What is the number of lines in this data that contain the word "CO₂e"? Give the number alone.

= = = = =

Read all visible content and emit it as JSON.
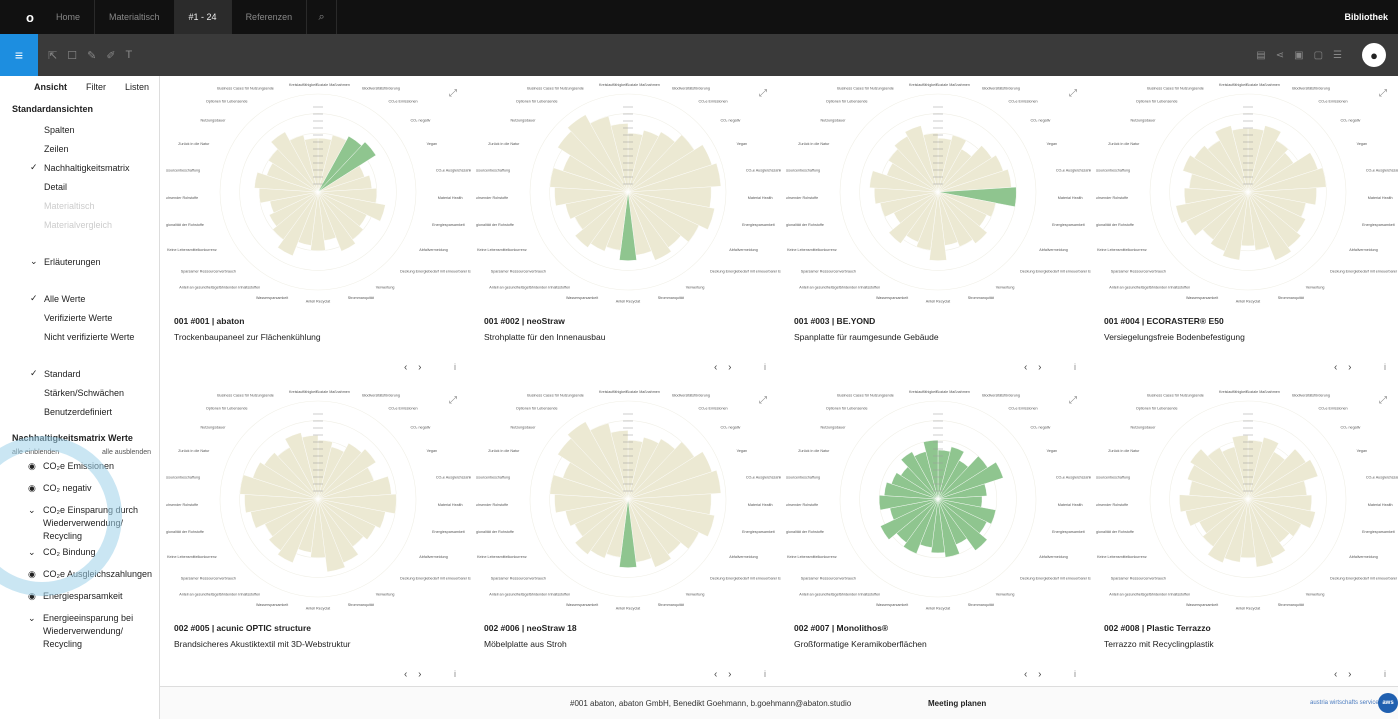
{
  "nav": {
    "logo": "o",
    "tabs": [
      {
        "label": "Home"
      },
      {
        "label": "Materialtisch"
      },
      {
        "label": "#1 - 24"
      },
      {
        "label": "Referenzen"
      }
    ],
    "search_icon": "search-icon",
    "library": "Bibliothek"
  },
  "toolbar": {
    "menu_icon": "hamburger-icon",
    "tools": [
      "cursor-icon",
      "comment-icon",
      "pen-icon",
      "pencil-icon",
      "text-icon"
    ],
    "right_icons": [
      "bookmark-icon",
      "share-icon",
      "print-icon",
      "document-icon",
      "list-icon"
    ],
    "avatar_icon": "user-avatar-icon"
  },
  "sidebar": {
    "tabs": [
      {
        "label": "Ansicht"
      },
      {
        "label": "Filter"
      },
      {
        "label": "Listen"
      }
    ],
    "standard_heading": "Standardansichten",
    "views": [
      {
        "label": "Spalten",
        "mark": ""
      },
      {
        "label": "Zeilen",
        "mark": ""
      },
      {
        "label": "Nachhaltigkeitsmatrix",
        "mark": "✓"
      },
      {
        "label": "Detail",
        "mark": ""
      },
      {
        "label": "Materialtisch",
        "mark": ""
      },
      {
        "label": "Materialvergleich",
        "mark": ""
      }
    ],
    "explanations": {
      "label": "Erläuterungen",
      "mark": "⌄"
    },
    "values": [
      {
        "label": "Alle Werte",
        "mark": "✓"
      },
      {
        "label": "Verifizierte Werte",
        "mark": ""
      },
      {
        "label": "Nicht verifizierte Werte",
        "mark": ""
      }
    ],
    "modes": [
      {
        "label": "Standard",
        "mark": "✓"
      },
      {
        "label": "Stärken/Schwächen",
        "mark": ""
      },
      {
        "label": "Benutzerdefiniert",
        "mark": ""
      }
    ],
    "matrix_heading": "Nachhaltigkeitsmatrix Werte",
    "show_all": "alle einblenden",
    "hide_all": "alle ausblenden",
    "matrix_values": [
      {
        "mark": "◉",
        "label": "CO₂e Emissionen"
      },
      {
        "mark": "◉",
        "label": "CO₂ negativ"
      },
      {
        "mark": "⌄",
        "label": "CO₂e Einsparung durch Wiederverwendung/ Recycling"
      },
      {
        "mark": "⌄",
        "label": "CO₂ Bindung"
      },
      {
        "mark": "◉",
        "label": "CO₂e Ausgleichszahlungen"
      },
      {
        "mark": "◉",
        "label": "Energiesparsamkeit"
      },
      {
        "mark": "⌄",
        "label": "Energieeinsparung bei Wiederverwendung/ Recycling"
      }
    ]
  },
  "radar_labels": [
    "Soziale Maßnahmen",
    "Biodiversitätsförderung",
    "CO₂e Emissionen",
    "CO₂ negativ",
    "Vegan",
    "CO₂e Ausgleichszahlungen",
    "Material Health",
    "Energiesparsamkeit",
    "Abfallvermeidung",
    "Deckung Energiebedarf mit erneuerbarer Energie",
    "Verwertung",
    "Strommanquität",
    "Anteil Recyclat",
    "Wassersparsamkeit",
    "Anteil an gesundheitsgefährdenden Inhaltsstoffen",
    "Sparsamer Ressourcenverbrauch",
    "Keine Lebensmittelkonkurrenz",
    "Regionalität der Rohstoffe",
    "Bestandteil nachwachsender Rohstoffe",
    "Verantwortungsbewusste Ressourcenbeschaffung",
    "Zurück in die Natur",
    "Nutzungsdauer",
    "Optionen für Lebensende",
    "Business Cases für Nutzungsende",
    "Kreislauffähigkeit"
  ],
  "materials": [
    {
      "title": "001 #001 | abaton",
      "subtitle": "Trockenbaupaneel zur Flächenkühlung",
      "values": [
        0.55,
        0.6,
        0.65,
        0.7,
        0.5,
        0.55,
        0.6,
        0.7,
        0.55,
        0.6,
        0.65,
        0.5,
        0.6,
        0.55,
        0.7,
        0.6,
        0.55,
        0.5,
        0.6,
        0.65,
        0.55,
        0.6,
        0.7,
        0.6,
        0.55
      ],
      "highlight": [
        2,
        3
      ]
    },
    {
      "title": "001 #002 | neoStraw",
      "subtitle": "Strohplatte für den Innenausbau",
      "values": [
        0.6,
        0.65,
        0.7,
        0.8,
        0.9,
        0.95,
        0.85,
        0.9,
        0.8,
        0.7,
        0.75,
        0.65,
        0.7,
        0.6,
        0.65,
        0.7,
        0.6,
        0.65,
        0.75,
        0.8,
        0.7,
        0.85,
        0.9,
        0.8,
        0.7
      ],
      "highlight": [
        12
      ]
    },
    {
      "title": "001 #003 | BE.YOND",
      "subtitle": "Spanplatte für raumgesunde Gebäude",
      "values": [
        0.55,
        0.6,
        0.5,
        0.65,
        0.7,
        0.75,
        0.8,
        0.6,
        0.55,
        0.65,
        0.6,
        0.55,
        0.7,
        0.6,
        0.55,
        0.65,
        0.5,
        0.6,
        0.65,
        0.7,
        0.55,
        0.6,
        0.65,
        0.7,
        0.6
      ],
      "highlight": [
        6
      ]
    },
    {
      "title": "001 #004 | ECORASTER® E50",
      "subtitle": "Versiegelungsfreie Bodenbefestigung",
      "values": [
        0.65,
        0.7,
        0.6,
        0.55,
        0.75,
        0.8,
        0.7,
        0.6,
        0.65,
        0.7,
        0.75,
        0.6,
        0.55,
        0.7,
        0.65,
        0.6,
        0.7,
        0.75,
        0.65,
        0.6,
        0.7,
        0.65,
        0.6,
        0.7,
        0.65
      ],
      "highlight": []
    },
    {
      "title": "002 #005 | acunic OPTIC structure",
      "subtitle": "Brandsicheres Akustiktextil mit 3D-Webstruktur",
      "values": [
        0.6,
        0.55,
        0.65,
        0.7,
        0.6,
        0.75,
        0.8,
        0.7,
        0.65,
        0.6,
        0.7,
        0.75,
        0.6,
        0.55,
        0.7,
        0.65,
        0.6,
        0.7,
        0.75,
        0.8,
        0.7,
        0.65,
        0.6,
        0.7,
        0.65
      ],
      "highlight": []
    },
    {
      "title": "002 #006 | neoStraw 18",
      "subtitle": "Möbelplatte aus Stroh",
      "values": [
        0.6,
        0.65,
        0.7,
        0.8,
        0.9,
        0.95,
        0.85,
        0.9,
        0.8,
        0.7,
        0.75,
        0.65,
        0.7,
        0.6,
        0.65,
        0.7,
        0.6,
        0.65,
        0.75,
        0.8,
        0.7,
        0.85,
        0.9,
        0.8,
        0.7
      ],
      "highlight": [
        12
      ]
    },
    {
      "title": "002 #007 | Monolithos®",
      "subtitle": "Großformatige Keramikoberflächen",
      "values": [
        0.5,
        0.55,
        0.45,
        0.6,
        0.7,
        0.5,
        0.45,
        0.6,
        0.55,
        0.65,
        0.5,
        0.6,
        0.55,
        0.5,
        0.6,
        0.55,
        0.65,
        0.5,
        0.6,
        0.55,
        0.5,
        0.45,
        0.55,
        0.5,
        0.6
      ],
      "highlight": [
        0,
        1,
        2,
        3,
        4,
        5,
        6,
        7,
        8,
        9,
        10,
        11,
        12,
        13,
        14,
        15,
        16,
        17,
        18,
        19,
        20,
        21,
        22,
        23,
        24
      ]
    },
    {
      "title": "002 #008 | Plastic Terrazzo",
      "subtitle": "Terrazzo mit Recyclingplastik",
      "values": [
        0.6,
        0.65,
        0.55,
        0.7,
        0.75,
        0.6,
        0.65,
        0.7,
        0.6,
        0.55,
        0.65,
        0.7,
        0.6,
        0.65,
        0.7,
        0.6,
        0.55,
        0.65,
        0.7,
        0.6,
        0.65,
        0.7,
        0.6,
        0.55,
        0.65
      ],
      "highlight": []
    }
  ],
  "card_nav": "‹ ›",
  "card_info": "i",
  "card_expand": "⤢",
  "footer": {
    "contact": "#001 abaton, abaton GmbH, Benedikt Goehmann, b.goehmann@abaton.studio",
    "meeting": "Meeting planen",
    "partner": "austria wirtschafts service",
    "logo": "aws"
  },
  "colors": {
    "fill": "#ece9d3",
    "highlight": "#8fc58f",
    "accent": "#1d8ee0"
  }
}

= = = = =

* Output
5